Every day, managers utilise effective communication skills as they come into contact with many professionals that are prepared to take direction. These professionals can clearly communicate the expectations and tasks to the teams they manage. Managers are also often required to communicate with other departments and senior management on more broad business aspects. Therefore managers can develop the ability to communicate to a diverse range of people both in person and through digital platforms.
Collaboration and teamwork skills
Managers often play the role of team facilitator and act as role model for the team to work together. As a leader, they have to collaborate with their team members on projects and tasks. Collaboration and teamwork skills are valuable for a manager to be successful in their role. Having strong teamwork skills can set the tone for their team to work together in a healthy, practical and functional way.

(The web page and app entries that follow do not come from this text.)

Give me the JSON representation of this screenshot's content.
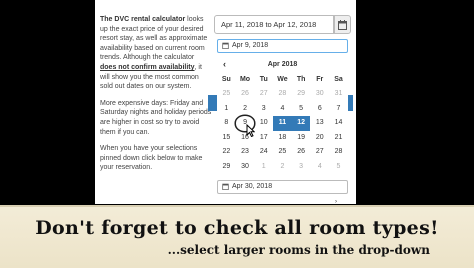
{
  "description": {
    "p1_title": "The DVC rental calculator",
    "p1_text_a": "looks up the exact price of your desired resort stay, as well as approximate availability based on current room trends. Although the calculator",
    "p1_link": "does not confirm availability",
    "p1_text_b": ", it will show you the most common sold out dates on our system.",
    "p2": "More expensive days: Friday and Saturday nights and holiday periods are higher in cost so try to avoid them if you can.",
    "p3": "When you have your selections pinned down click below to make your reservation."
  },
  "date_range": {
    "value": "Apr 11, 2018 to Apr 12, 2018",
    "icon": "calendar-icon"
  },
  "checkin": {
    "value": "Apr 9, 2018",
    "icon": "calendar-icon"
  },
  "checkout": {
    "value": "Apr 30, 2018",
    "icon": "calendar-icon"
  },
  "calendar": {
    "month_label": "Apr 2018",
    "prev_icon": "chevron-left-icon",
    "weekdays": [
      "Su",
      "Mo",
      "Tu",
      "We",
      "Th",
      "Fr",
      "Sa"
    ],
    "weeks": [
      [
        "25",
        "26",
        "27",
        "28",
        "29",
        "30",
        "31"
      ],
      [
        "1",
        "2",
        "3",
        "4",
        "5",
        "6",
        "7"
      ],
      [
        "8",
        "9",
        "10",
        "11",
        "12",
        "13",
        "14"
      ],
      [
        "15",
        "16",
        "17",
        "18",
        "19",
        "20",
        "21"
      ],
      [
        "22",
        "23",
        "24",
        "25",
        "26",
        "27",
        "28"
      ],
      [
        "29",
        "30",
        "1",
        "2",
        "3",
        "4",
        "5"
      ]
    ],
    "selected": [
      "11",
      "12"
    ],
    "hovered": "9"
  },
  "banner": {
    "main": "Don't forget to check all room types!",
    "sub": "...select larger rooms in the drop-down"
  },
  "colors": {
    "accent": "#337ab7",
    "banner_bg": "#efe7cf"
  }
}
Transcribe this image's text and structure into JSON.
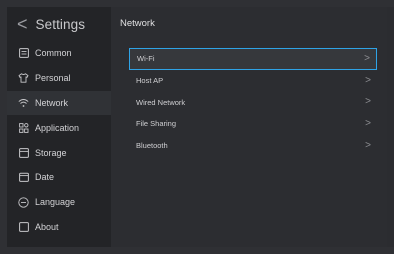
{
  "sidebar": {
    "back_glyph": "<",
    "title": "Settings",
    "items": [
      {
        "label": "Common",
        "icon": "list-icon",
        "active": false
      },
      {
        "label": "Personal",
        "icon": "shirt-icon",
        "active": false
      },
      {
        "label": "Network",
        "icon": "wifi-icon",
        "active": true
      },
      {
        "label": "Application",
        "icon": "apps-icon",
        "active": false
      },
      {
        "label": "Storage",
        "icon": "storage-icon",
        "active": false
      },
      {
        "label": "Date",
        "icon": "calendar-icon",
        "active": false
      },
      {
        "label": "Language",
        "icon": "globe-icon",
        "active": false
      },
      {
        "label": "About",
        "icon": "info-icon",
        "active": false
      }
    ]
  },
  "main": {
    "title": "Network",
    "items": [
      {
        "label": "Wi-Fi",
        "chevron": ">"
      },
      {
        "label": "Host AP",
        "chevron": ">"
      },
      {
        "label": "Wired Network",
        "chevron": ">"
      },
      {
        "label": "File Sharing",
        "chevron": ">"
      },
      {
        "label": "Bluetooth",
        "chevron": ">"
      }
    ],
    "focused_index": 0
  },
  "colors": {
    "focus_border": "#2fa3e6",
    "sidebar_bg": "#232427",
    "main_bg": "#2c2d31"
  }
}
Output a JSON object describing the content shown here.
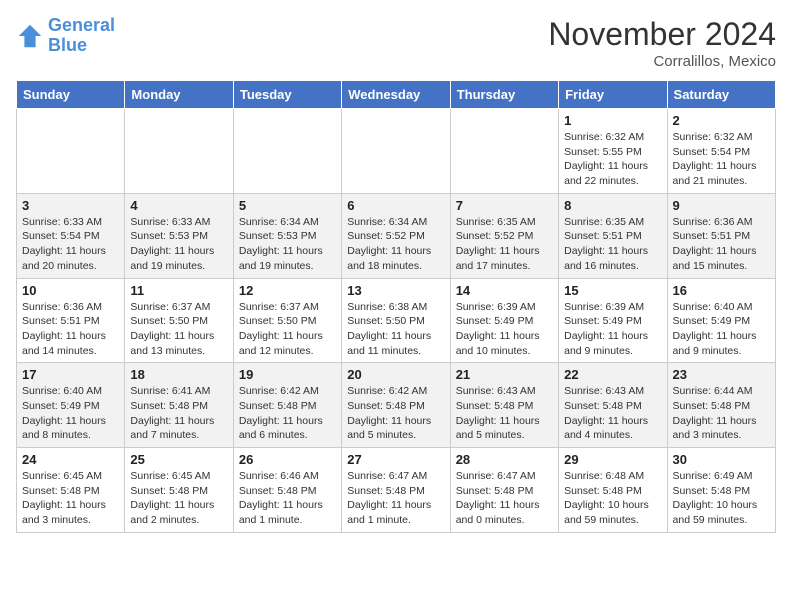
{
  "logo": {
    "line1": "General",
    "line2": "Blue"
  },
  "title": "November 2024",
  "location": "Corralillos, Mexico",
  "weekdays": [
    "Sunday",
    "Monday",
    "Tuesday",
    "Wednesday",
    "Thursday",
    "Friday",
    "Saturday"
  ],
  "weeks": [
    [
      {
        "day": "",
        "info": ""
      },
      {
        "day": "",
        "info": ""
      },
      {
        "day": "",
        "info": ""
      },
      {
        "day": "",
        "info": ""
      },
      {
        "day": "",
        "info": ""
      },
      {
        "day": "1",
        "info": "Sunrise: 6:32 AM\nSunset: 5:55 PM\nDaylight: 11 hours and 22 minutes."
      },
      {
        "day": "2",
        "info": "Sunrise: 6:32 AM\nSunset: 5:54 PM\nDaylight: 11 hours and 21 minutes."
      }
    ],
    [
      {
        "day": "3",
        "info": "Sunrise: 6:33 AM\nSunset: 5:54 PM\nDaylight: 11 hours and 20 minutes."
      },
      {
        "day": "4",
        "info": "Sunrise: 6:33 AM\nSunset: 5:53 PM\nDaylight: 11 hours and 19 minutes."
      },
      {
        "day": "5",
        "info": "Sunrise: 6:34 AM\nSunset: 5:53 PM\nDaylight: 11 hours and 19 minutes."
      },
      {
        "day": "6",
        "info": "Sunrise: 6:34 AM\nSunset: 5:52 PM\nDaylight: 11 hours and 18 minutes."
      },
      {
        "day": "7",
        "info": "Sunrise: 6:35 AM\nSunset: 5:52 PM\nDaylight: 11 hours and 17 minutes."
      },
      {
        "day": "8",
        "info": "Sunrise: 6:35 AM\nSunset: 5:51 PM\nDaylight: 11 hours and 16 minutes."
      },
      {
        "day": "9",
        "info": "Sunrise: 6:36 AM\nSunset: 5:51 PM\nDaylight: 11 hours and 15 minutes."
      }
    ],
    [
      {
        "day": "10",
        "info": "Sunrise: 6:36 AM\nSunset: 5:51 PM\nDaylight: 11 hours and 14 minutes."
      },
      {
        "day": "11",
        "info": "Sunrise: 6:37 AM\nSunset: 5:50 PM\nDaylight: 11 hours and 13 minutes."
      },
      {
        "day": "12",
        "info": "Sunrise: 6:37 AM\nSunset: 5:50 PM\nDaylight: 11 hours and 12 minutes."
      },
      {
        "day": "13",
        "info": "Sunrise: 6:38 AM\nSunset: 5:50 PM\nDaylight: 11 hours and 11 minutes."
      },
      {
        "day": "14",
        "info": "Sunrise: 6:39 AM\nSunset: 5:49 PM\nDaylight: 11 hours and 10 minutes."
      },
      {
        "day": "15",
        "info": "Sunrise: 6:39 AM\nSunset: 5:49 PM\nDaylight: 11 hours and 9 minutes."
      },
      {
        "day": "16",
        "info": "Sunrise: 6:40 AM\nSunset: 5:49 PM\nDaylight: 11 hours and 9 minutes."
      }
    ],
    [
      {
        "day": "17",
        "info": "Sunrise: 6:40 AM\nSunset: 5:49 PM\nDaylight: 11 hours and 8 minutes."
      },
      {
        "day": "18",
        "info": "Sunrise: 6:41 AM\nSunset: 5:48 PM\nDaylight: 11 hours and 7 minutes."
      },
      {
        "day": "19",
        "info": "Sunrise: 6:42 AM\nSunset: 5:48 PM\nDaylight: 11 hours and 6 minutes."
      },
      {
        "day": "20",
        "info": "Sunrise: 6:42 AM\nSunset: 5:48 PM\nDaylight: 11 hours and 5 minutes."
      },
      {
        "day": "21",
        "info": "Sunrise: 6:43 AM\nSunset: 5:48 PM\nDaylight: 11 hours and 5 minutes."
      },
      {
        "day": "22",
        "info": "Sunrise: 6:43 AM\nSunset: 5:48 PM\nDaylight: 11 hours and 4 minutes."
      },
      {
        "day": "23",
        "info": "Sunrise: 6:44 AM\nSunset: 5:48 PM\nDaylight: 11 hours and 3 minutes."
      }
    ],
    [
      {
        "day": "24",
        "info": "Sunrise: 6:45 AM\nSunset: 5:48 PM\nDaylight: 11 hours and 3 minutes."
      },
      {
        "day": "25",
        "info": "Sunrise: 6:45 AM\nSunset: 5:48 PM\nDaylight: 11 hours and 2 minutes."
      },
      {
        "day": "26",
        "info": "Sunrise: 6:46 AM\nSunset: 5:48 PM\nDaylight: 11 hours and 1 minute."
      },
      {
        "day": "27",
        "info": "Sunrise: 6:47 AM\nSunset: 5:48 PM\nDaylight: 11 hours and 1 minute."
      },
      {
        "day": "28",
        "info": "Sunrise: 6:47 AM\nSunset: 5:48 PM\nDaylight: 11 hours and 0 minutes."
      },
      {
        "day": "29",
        "info": "Sunrise: 6:48 AM\nSunset: 5:48 PM\nDaylight: 10 hours and 59 minutes."
      },
      {
        "day": "30",
        "info": "Sunrise: 6:49 AM\nSunset: 5:48 PM\nDaylight: 10 hours and 59 minutes."
      }
    ]
  ]
}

Managers are often the link between leaders and employees. Managers are typically responsible for knowing the business goals and objectives and implementing strategies to accomplish them. They may rely on their business knowledge to plan their team's work and tasks in ways that align with business objectives. For example, a manager may be responsible for staffing employees to different operational tasks. If they're aware of the processes that make the company the most profit, they can favour these processes when distributing the staff.
Multitasking is the key behind successful project management. Not only do managers oversee the structure of their department or team, but they can direct each member throughout each stage of a project. Managers require strong project management skills to organise and structure operations effectively. Productive project management means managers gain visibility of the operations so they can make necessary adjustments for a successful team and project.